A simple and inexpensive new toy has thousands of the nation’s children and many of its adults going around en-circled.
The toy is a plastic hoop, which one West Coast company introduced in mid-summer, taking the idea from bamboo hoop twirling which has swept Australia.
The Hula Hoop became a fad faster than you can say “Davy Crockett.”
Estimates from industry sources are that 25 competitors of the first manufacturer have spun into production; that some 20,000,000 hoops already have been sold; and that before the toy is dead as the yo-yo, another 15,000,000 to 20,000,000 will get around.
I first noticed the hoop among the small fry of my own apartment house neighborhood, and stood agape as children from tots to teens twirled the hoops around their bodies with a gyrating motion to challenge Elvis.
Some twirl several Hula Hoops
The twirling operates on the same principle with which you can swing a bracelet around your finger: the body rotates in a small circle, the hoop makes a large one.
The experts can spin the Hula Hoop around their necks, waists, knees, and move it from one part of the body to the other. Some of the veterans of five or six hours’ practice can keep several hoops in orbit.
“We have one man who can keep five going at the same time,” said a spokesman for W. R. Grace Company, one of several makers of linear polyethylene, a tough and rigid plastic from which the better hoops are made.
The children are getting so good at spinning that in one contest, a 10-year-old in New Jersey lasted through 3,000 twirls — some sort of record for endurance. And twirling contests are springing up in all parts of the nation.
Some hoops jingle
Most hoops measure 35 or 36 inches in diameter, although smaller ones now are coming to market. They weigh from six to 11 ounces, depending on the type of plastic, and the cost is from 79 cents on up to $2.50. Some jingle as they whirl.
Credit for starting the toy idea goes to Arthur Melin and Richard Knerr, youthful partners in a San Gabriel, California, firm. Melin said they started demonstrating the Hula Hoop at beaches in California. Because the hoops float, they are popular for water games. Some youngsters use them as skipping ropes.
Spinning started with the children but has moved “to all ages, right up to 100,” said a spokesman for the hoop-making firm owned by Art Linkletter, of radio and television.
The Wham-O plant in San Gabriel, California, turns out 20,000 hoops a day and is still falling behind on order. The hoops, which cost only about 50 cents to produce, are made by takign long strips of stiff polyethylene tubing, forming them into circles held together by a wooden plug and staples.
Weight reducing is the prime purpose of the hoop used by hefty advertising man Jim Riley of Chicago. Running hoops, Ellen Ilfeld, 3, plays in Jackson, Michigan. Object is to leap through the ring as it is rolled by.

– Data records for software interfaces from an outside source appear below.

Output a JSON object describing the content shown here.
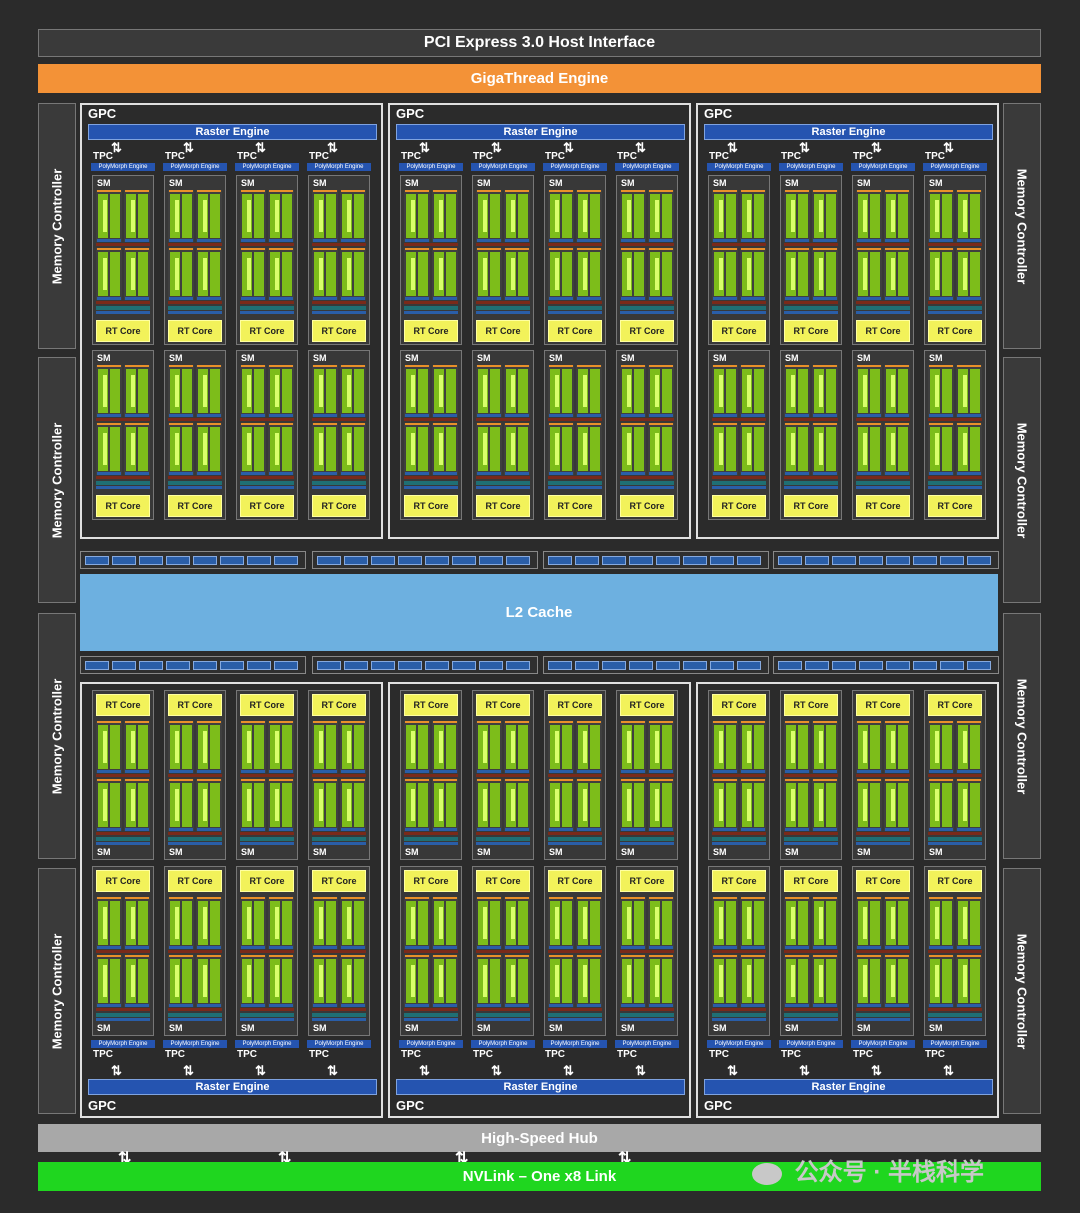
{
  "pci": "PCI Express 3.0 Host Interface",
  "gigathread": "GigaThread Engine",
  "memory_controller": "Memory Controller",
  "gpc_label": "GPC",
  "raster_engine": "Raster Engine",
  "tpc_label": "TPC",
  "polymorph": "PolyMorph Engine",
  "sm_label": "SM",
  "rt_core": "RT Core",
  "l2_cache": "L2 Cache",
  "hub": "High-Speed Hub",
  "nvlink": "NVLink – One x8 Link",
  "watermark": "公众号 · 半栈科学",
  "colors": {
    "background": "#2b2b2b",
    "gigathread": "#f39237",
    "l2": "#6db0e0",
    "hub": "#a8a8a8",
    "nvlink": "#1fd61f",
    "raster": "#2554b0",
    "rt_core": "#f2f25a",
    "cuda_core": "#7dbd1a"
  },
  "icons": [
    "bidirectional-arrow-icon",
    "wechat-icon"
  ]
}
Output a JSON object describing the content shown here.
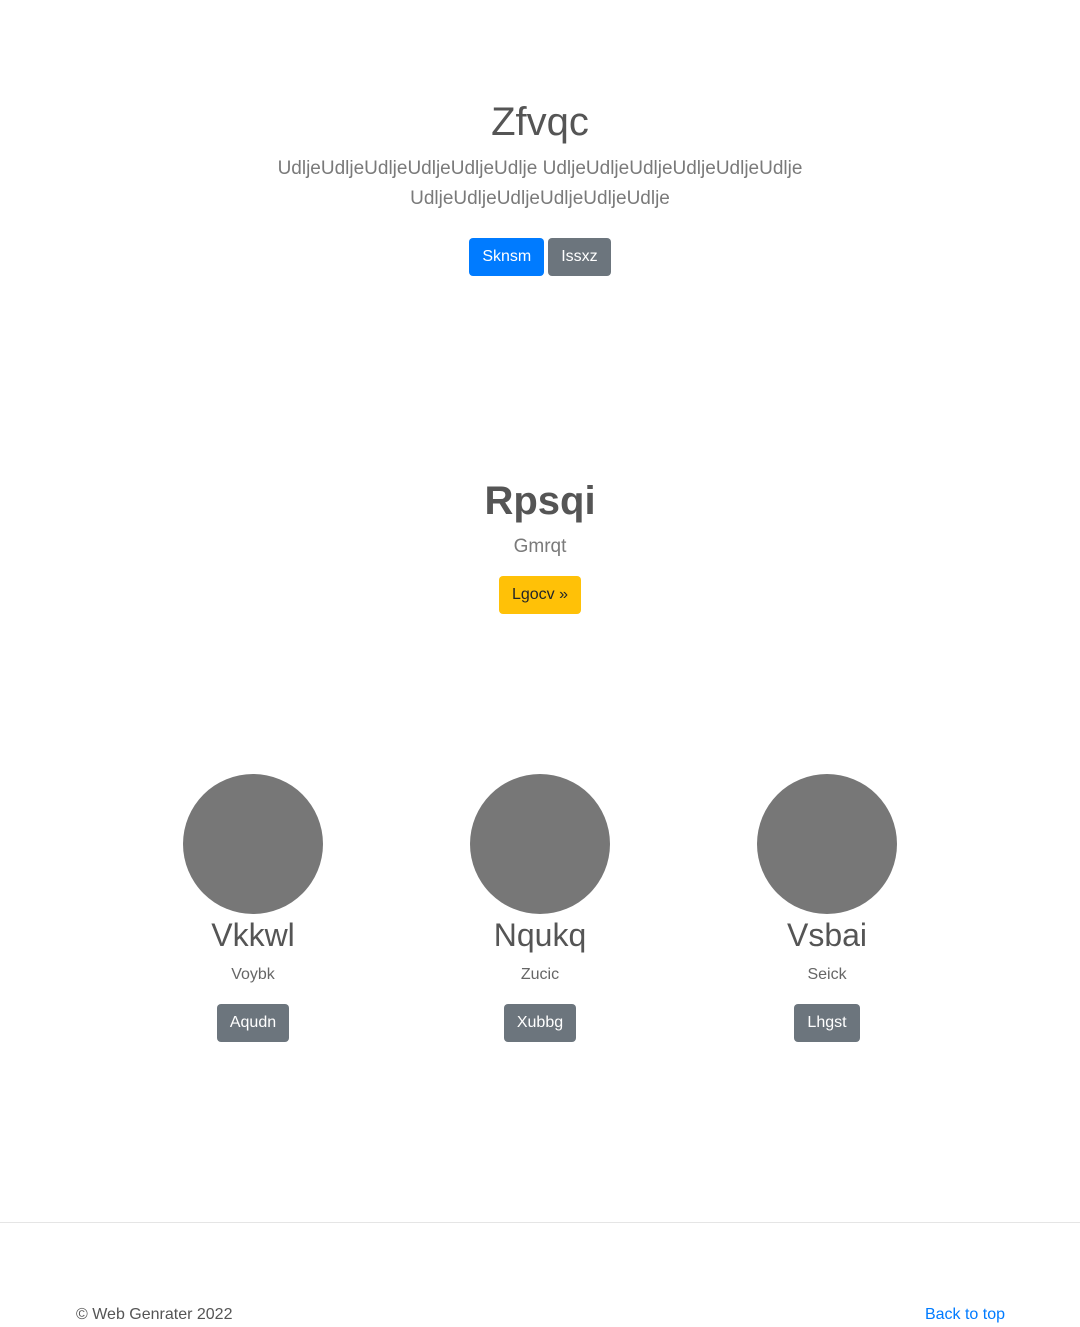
{
  "hero": {
    "title": "Zfvqc",
    "lead": "UdljeUdljeUdljeUdljeUdljeUdlje UdljeUdljeUdljeUdljeUdljeUdlje UdljeUdljeUdljeUdljeUdljeUdlje",
    "primary_button": "Sknsm",
    "secondary_button": "Issxz"
  },
  "feature": {
    "title": "Rpsqi",
    "subtitle": "Gmrqt",
    "button": "Lgocv »"
  },
  "cards": [
    {
      "title": "Vkkwl",
      "subtitle": "Voybk",
      "button": "Aqudn"
    },
    {
      "title": "Nqukq",
      "subtitle": "Zucic",
      "button": "Xubbg"
    },
    {
      "title": "Vsbai",
      "subtitle": "Seick",
      "button": "Lhgst"
    }
  ],
  "footer": {
    "copyright": "© Web Genrater 2022",
    "back_to_top": "Back to top"
  },
  "colors": {
    "primary": "#007bff",
    "secondary": "#6c757d",
    "warning": "#ffc107",
    "avatar": "#777777"
  }
}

… at an Atlanta motel practice rotating at the pool during the cocktail hour. Atlanta department stores were selling Hula Hoops like hotcakes, had largely exhausted their supplies ,were despertately trying to order more.